**Problem details:** Write the data below out again, with each line matching the original.
(Record set)
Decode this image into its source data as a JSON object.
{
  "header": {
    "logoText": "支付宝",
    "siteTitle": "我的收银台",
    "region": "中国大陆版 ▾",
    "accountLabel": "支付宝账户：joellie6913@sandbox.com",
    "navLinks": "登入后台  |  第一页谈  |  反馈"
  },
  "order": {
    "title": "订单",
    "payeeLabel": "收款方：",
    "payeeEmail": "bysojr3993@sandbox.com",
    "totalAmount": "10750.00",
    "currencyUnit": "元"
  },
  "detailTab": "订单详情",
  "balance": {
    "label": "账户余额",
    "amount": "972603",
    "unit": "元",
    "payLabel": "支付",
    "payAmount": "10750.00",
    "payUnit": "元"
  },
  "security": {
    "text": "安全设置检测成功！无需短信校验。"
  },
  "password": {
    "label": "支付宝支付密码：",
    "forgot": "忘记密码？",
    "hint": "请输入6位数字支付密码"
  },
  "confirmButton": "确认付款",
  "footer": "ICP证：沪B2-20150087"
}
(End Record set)
**Task output:**
Decode this image into its source data as a JSON object.
{
  "header": {
    "logoText": "支付宝",
    "siteTitle": "我的收银台",
    "region": "中国大陆版 ▾",
    "accountLabel": "支付宝账户：joellie6913@sandbox.com",
    "navLinks": "登入后台  |  第一页谈  |  反馈"
  },
  "order": {
    "title": "订单",
    "payeeLabel": "收款方：",
    "payeeEmail": "bysojr3993@sandbox.com",
    "totalAmount": "10750.00",
    "currencyUnit": "元"
  },
  "detailTab": "订单详情",
  "balance": {
    "label": "账户余额",
    "amount": "972603",
    "unit": "元",
    "payLabel": "支付",
    "payAmount": "10750.00",
    "payUnit": "元"
  },
  "security": {
    "text": "安全设置检测成功！无需短信校验。"
  },
  "password": {
    "label": "支付宝支付密码：",
    "forgot": "忘记密码？",
    "hint": "请输入6位数字支付密码"
  },
  "confirmButton": "确认付款",
  "footer": "ICP证：沪B2-20150087"
}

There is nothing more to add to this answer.